In 1952 McKellar stood for a seventh term (the first Senator to do so), despite being by then quite elderly (age 83). He was opposed for renomination by Middle Tennessee Congressman Albert Gore. McKellar's reelection slogan was "Thinking Feller? Vote McKellar.", which Gore countered with "Think Some More – Vote for Gore." Gore defeated McKellar for the Democratic nomination in August in what was widely regarded as something of an upset. At this point in Tennessee history, the Democratic nomination for statewide office was still "tantamount to election", as the Republican Party's activities were still largely limited to East Tennessee, as they had been since the Civil War. Gore went on to serve three terms in the Senate.

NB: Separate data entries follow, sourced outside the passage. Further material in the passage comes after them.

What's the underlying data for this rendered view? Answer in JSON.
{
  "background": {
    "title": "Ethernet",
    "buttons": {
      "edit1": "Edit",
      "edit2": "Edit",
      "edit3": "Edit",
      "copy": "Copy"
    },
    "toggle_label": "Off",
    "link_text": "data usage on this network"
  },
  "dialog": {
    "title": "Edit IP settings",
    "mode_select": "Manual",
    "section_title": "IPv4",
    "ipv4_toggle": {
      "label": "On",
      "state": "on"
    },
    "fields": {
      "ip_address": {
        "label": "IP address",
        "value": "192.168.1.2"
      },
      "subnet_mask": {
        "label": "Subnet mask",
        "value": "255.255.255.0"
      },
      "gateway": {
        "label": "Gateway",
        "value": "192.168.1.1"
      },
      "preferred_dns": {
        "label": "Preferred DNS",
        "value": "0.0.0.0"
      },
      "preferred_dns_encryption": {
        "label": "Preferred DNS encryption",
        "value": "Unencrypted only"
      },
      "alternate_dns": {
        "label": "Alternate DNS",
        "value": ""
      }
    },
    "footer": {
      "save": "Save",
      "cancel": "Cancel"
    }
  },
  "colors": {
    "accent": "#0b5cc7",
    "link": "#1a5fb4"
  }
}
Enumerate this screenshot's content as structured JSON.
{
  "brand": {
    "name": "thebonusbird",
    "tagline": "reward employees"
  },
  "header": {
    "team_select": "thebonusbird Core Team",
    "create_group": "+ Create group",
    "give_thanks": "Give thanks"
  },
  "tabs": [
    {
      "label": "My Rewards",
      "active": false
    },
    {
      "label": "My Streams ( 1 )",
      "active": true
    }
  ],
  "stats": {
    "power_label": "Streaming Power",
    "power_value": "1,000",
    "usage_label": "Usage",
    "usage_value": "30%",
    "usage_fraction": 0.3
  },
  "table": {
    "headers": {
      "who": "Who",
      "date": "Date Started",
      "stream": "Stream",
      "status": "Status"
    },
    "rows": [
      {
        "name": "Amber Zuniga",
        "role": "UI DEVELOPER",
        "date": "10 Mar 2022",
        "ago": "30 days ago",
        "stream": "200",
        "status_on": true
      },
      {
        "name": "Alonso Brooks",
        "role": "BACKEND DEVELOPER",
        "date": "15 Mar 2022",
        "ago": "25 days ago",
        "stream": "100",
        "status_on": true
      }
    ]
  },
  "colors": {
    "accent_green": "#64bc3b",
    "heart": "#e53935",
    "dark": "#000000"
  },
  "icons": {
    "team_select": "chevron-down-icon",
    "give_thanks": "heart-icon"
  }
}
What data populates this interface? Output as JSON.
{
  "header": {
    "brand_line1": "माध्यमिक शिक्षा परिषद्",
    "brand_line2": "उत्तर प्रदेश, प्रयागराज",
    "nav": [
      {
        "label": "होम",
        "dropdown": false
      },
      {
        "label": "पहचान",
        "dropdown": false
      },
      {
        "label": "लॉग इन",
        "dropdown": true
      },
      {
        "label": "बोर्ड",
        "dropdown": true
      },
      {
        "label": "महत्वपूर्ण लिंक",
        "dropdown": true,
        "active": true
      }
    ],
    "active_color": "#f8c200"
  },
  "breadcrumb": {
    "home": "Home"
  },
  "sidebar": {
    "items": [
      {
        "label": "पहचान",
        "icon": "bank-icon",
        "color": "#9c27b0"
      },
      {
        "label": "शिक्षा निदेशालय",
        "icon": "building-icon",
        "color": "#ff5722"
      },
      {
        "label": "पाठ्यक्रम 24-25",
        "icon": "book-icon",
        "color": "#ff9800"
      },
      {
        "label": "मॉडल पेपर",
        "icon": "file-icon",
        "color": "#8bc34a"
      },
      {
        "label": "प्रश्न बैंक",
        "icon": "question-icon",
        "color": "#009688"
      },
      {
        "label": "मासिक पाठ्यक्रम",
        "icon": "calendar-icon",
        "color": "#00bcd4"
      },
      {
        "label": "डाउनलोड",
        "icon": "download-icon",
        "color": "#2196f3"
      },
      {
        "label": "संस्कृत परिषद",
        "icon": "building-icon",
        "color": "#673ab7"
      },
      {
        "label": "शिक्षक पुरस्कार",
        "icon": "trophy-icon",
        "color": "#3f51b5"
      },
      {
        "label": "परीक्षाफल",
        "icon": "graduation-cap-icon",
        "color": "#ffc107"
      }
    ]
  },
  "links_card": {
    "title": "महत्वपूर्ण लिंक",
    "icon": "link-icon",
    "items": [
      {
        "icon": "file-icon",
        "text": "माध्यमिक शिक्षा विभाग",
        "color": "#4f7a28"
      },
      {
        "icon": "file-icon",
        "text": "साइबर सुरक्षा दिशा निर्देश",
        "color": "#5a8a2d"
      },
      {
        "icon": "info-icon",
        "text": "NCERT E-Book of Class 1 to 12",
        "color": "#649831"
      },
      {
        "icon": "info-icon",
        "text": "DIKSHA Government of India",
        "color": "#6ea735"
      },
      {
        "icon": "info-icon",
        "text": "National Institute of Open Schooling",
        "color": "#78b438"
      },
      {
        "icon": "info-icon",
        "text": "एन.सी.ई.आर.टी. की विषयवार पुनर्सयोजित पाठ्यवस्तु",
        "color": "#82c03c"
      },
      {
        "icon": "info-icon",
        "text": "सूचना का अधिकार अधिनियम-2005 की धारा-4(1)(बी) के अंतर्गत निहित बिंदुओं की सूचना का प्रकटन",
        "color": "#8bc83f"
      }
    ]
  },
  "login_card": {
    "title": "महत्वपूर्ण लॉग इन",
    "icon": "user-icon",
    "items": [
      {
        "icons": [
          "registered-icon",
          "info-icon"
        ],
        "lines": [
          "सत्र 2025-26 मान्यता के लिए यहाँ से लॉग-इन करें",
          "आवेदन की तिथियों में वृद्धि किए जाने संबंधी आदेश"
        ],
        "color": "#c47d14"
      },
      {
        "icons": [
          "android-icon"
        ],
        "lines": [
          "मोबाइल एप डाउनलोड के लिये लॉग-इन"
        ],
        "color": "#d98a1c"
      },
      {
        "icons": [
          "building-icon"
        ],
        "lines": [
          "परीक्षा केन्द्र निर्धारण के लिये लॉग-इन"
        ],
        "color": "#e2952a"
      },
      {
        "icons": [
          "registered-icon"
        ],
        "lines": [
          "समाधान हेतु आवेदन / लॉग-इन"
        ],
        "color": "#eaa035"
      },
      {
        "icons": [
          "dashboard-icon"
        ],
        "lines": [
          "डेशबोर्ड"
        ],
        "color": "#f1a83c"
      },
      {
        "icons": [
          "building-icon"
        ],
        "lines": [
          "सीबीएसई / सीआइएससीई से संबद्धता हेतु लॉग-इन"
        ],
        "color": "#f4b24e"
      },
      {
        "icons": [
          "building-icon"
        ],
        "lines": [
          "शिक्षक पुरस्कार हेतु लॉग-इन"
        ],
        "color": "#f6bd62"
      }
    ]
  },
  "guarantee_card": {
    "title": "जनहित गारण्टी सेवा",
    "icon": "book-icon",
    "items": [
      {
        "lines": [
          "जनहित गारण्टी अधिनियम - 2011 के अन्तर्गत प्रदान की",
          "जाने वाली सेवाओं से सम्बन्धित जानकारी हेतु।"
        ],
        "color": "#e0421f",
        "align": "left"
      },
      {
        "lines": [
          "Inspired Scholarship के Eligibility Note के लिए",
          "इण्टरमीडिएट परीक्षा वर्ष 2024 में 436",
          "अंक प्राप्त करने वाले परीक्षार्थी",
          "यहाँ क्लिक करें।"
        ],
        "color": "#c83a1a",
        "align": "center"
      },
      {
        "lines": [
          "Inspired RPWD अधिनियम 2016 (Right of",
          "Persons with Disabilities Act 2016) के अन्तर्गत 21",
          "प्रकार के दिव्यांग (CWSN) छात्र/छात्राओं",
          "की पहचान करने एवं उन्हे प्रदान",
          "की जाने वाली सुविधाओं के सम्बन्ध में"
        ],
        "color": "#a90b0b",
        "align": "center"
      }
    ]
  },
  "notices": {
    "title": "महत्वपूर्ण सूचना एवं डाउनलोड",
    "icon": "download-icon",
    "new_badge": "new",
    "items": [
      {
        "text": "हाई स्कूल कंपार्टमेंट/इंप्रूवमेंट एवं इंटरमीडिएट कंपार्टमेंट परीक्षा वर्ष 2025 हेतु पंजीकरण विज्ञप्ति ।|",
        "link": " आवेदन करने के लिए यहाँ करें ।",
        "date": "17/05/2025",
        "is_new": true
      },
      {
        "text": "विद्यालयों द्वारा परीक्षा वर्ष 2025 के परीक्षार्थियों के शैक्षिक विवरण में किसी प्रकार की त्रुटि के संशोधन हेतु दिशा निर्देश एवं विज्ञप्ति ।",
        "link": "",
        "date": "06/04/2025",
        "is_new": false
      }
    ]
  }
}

McKellar's 1952 defeat was part of a statewide trend. 1952 also saw the defeat for renomination of incumbent governor of Tennessee Gordon Browning by Frank G. Clement. Browning, who had served a total of three terms as governor, the last two successive, had also at one point been a close ally of Crump's but had since broken ranks with him. As Clement and Gore were both considerably younger and regarded as more progressive than their predecessors, some historians cite the 1952 elections as an indication that Tennessee was earlier to enter into the "New South" era of Southern politics than most of the other Southern states. This election also marked the end of Crump having any real influence in Tennessee beyond Memphis.


McKellar wrote a book about his Tennessee predecessors in the Senate called "Tennessee Senators as Seen by One of Their Successors" (1942). In recent years it has been updated by one of his successors, former Senate Majority Leader Dr. Bill Frist.

Some have speculated that Senator McKellar was the inspiration for the character of South Carolina Senator Seabright Cooley in Allen Drury's "Advise and Consent". []

Lake McKellar in the industrial area of Memphis near the Mississippi River and McKellar Airport in Jackson, Tennessee ("MKL") are both named in his honor.

External links

Wikimedia Foundation. 2010.

Look at other dictionaries:

  • Kenneth McKellar — (* 23. Juni 1927 in Paisley, Schottland; † 9. April 2010 in South Lake Tahoe, Kalifornien) war ein britischer Tenor. Inhaltsverzeichnis 1 Werdegang 1.1 Frühe Jahre …   Deutsch Wikipedia

  • Kenneth McKellar (singer) — Kenneth McKellar (1927 ) is a Scottish singer (tenor).McKellar was born in Paisley, Renfrewshire, Scotland. He originally studied Forestry at Aberdeen University, after graduation working for the Scottish Forestry Commission. He later trained at… …   Wikipedia

  • McKellar — may refer to: McKellar, Australian Capital Territory, a suburb of Canberra The southern branch of the Kaministiquia River delta, known as the McKellar River McKellar is also a surname, borne by: Archibald McKellar (1816 1894), Canadian politician …   Wikipedia

  • Kenneth — Origin Word/Name Scotland Kenneth is a given name. Contents …   Wikipedia

  • McKellar — bezeichnet: einen Zweig des kanadischen Flusses Kaministiquia einen Vorort der australischen Hauptstadt Canberra McKellar ist der Name folgender Personen: Danica McKellar (* 1975), US amerikanische Schauspielerin und Mathematikerin Don McKellar… …   Deutsch Wikipedia

  • Kenneth — ist ein männlicher Vorname, der besonders in Großbritannien verbreitet ist. Die Kurzform ist Ken. Inhaltsverzeichnis 1 Etymologie 2 Namenstag 3 Bekannte Namensträger 4 …   Deutsch Wikipedia

  • McKellar-Sipes Regional Airport — USGS aerial image, 1 February 1997 IATA: MKL – ICAO: KMKL – FAA …   Wikipedia

  • Kenneth Slessor — Kenneth Adolf Slessor (March 27, 1901–June 30, 1971)cite web |title= MS 3020 Papers of Kenneth Adolf Slessor (1901 1971)|publisher= National Library of Australia|url= |accessdate=2008 08 29] was an… …   Wikipedia

  • Danica McKellar — at a book signing, October 2007 Born Danica Mae McKellar January 3, 1975 (1975 01 03) (age 36) La Jolla, California, U.S …   Wikipedia

  • Danica McKellar — Saltar a navegación, búsqueda Danica McKellar Danica McKellar en 2007. Nombre real Danica Mae McKellar Nacimiento …   Wikipedia Español

Share the article and excerpts

Direct link
Do a right-click on the link above
and select “Copy Link”

We are using cookies for the best presentation of our site. Continuing to use this site, you agree with this.